Aldo Leopold said “the last word in ignorance is the man who says of an animal or plant, what good is it?” The moral may be act for what you believe in, don’t try to dominate. Simply live and let others do likewise, work together to find peace. If we don’t remember history we are destined to repeat it. Let us not walk in the path of ignorance and follow misguided attempts of dominance.
Humans have caused habitat alteration, fragmentation, acid rain, increased ultraviolet light due to ozone depletion, pollution by toxic chemicals and heavy metals, predation from free roaming dogs & cats and introduced species competition, poaching, killing, trapping, drought, climate change, illegal transfer through pet trade or commercial collection, urbanization, improper harvesting techniques, burning fossil fuels, improper waste management, exhaust from motor vehicles, release of noxious gases like SO2, CO etc. from sources such as metal smelters, coal dust and particulates in our waterways, air pollution leading to water & soil deforestation, leaking underground storage tanks, incorrect use of agricultural chemicals (fertilizers & pesticides), livestock grazing near waterways, solid waste disposal sites, treatment plant ‘sludge, Consider treatment plants cannot filter the toxins & the same water body where emptied is the tap water source as well, urban runoff (including salt from winter de-icing), improper logging techniques, lead poisoning from sinkers & bird shot (alternatives are available and exist). – biomagnification is the problem, feral pet populations, Release of industrial chemicals: crude oil, heavy metals, radioactive waste, including thermal pollution. Compounding issues of strip mining practices which have currently exacerbated desert community groundwater supplies, septic systems (leaking or nonfunctional), household chemicals/ homeowner actions, street lights & outdoor advertising, etc. Each night billions of bulbs send their light pollution skyward. These bits of matter reflect the wasted light back to earth, causing wildlife damage.
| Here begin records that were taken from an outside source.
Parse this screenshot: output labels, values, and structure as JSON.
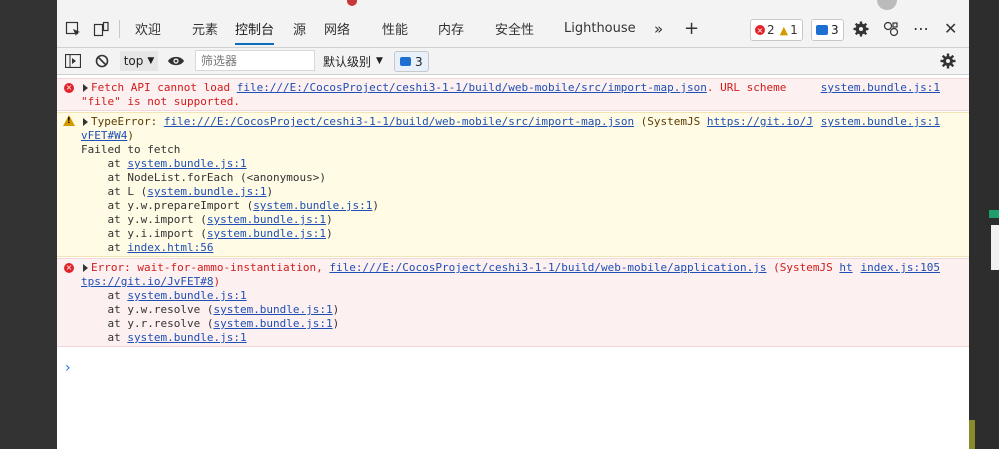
{
  "tabs": [
    {
      "label": "欢迎"
    },
    {
      "label": "元素"
    },
    {
      "label": "控制台"
    },
    {
      "label": "源"
    },
    {
      "label": "网络"
    },
    {
      "label": "性能"
    },
    {
      "label": "内存"
    },
    {
      "label": "安全性"
    },
    {
      "label": "Lighthouse"
    }
  ],
  "status": {
    "errors": "2",
    "warnings": "1",
    "messages": "3"
  },
  "toolbar": {
    "context": "top",
    "filter_placeholder": "筛选器",
    "levels": "默认级别",
    "messages_count": "3"
  },
  "messages": [
    {
      "level": "error",
      "lines": [
        {
          "text": "Fetch API cannot load ",
          "link": "file:///E:/CocosProject/ceshi3-1-1/build/web-mobile/src/import-map.json",
          "after": ". URL scheme"
        },
        {
          "text": "\"file\" is not supported."
        }
      ],
      "source": "system.bundle.js:1"
    },
    {
      "level": "warning",
      "lines": [
        {
          "text": "TypeError: ",
          "link": "file:///E:/CocosProject/ceshi3-1-1/build/web-mobile/src/import-map.json",
          "after": " (SystemJS ",
          "link2": "https://git.io/J"
        },
        {
          "pre_link": "vFET#W4",
          "text": ")"
        },
        {
          "text": "Failed to fetch"
        },
        {
          "text": "    at ",
          "link": "system.bundle.js:1"
        },
        {
          "text": "    at NodeList.forEach (<anonymous>)"
        },
        {
          "text": "    at L (",
          "link": "system.bundle.js:1",
          "after": ")"
        },
        {
          "text": "    at y.w.prepareImport (",
          "link": "system.bundle.js:1",
          "after": ")"
        },
        {
          "text": "    at y.w.import (",
          "link": "system.bundle.js:1",
          "after": ")"
        },
        {
          "text": "    at y.i.import (",
          "link": "system.bundle.js:1",
          "after": ")"
        },
        {
          "text": "    at ",
          "link": "index.html:56"
        }
      ],
      "source": "system.bundle.js:1"
    },
    {
      "level": "error",
      "lines": [
        {
          "text": "Error: wait-for-ammo-instantiation, ",
          "link": "file:///E:/CocosProject/ceshi3-1-1/build/web-mobile/application.js",
          "after": " (SystemJS ",
          "link2": "ht"
        },
        {
          "pre_link": "tps://git.io/JvFET#8",
          "text": ")"
        },
        {
          "text": "    at ",
          "link": "system.bundle.js:1"
        },
        {
          "text": "    at y.w.resolve (",
          "link": "system.bundle.js:1",
          "after": ")"
        },
        {
          "text": "    at y.r.resolve (",
          "link": "system.bundle.js:1",
          "after": ")"
        },
        {
          "text": "    at ",
          "link": "system.bundle.js:1"
        }
      ],
      "source": "index.js:105"
    }
  ]
}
The land mass of Idaho is 83,557 square miles, the 12th largest state in the lower 48. The human population in Idaho has risen from 88,548 in 1890 to 431,866 on 1920. There were 721,519 residents in 1975. The 2011 census reported 1,584,985 humans living in 53.5 million acres. The 2020 census reported 1.8 million people sharing the same land space with the native wild animals. These wild ones are our native neighbors! Let us all learn to cohabitate, they are trying to exist with ever shrinking resources.
The human race seems to be divided … those with empathy and those with apathy. Let nature guide your acts. Rivers do not drink their own water; trees do not eat their own fruit; the sun does not shine on itself and flowers do not spread their fragrance for themselves. Living for others is a rule of nature. We are all born to help each other. No matter how difficult is…life is good when you are happy; but much better when others are happy because of you.
Make a stand for wild spaces and species. Donate time, talent and treasure. For wildlife we are both their greatest enemy and their only hope. These wonderful creatures will not argue their case. They will not put up a fight. They will not beg for reprieve. They will not say goodbye. They will not cry out. They will just vanish. And after they are gone, there will be silence. And there will be stillness. And there will be empty places. And there will be nothing you can say to change this. Nothing you do will bring them back. Their future is ENTIRELY in your hands.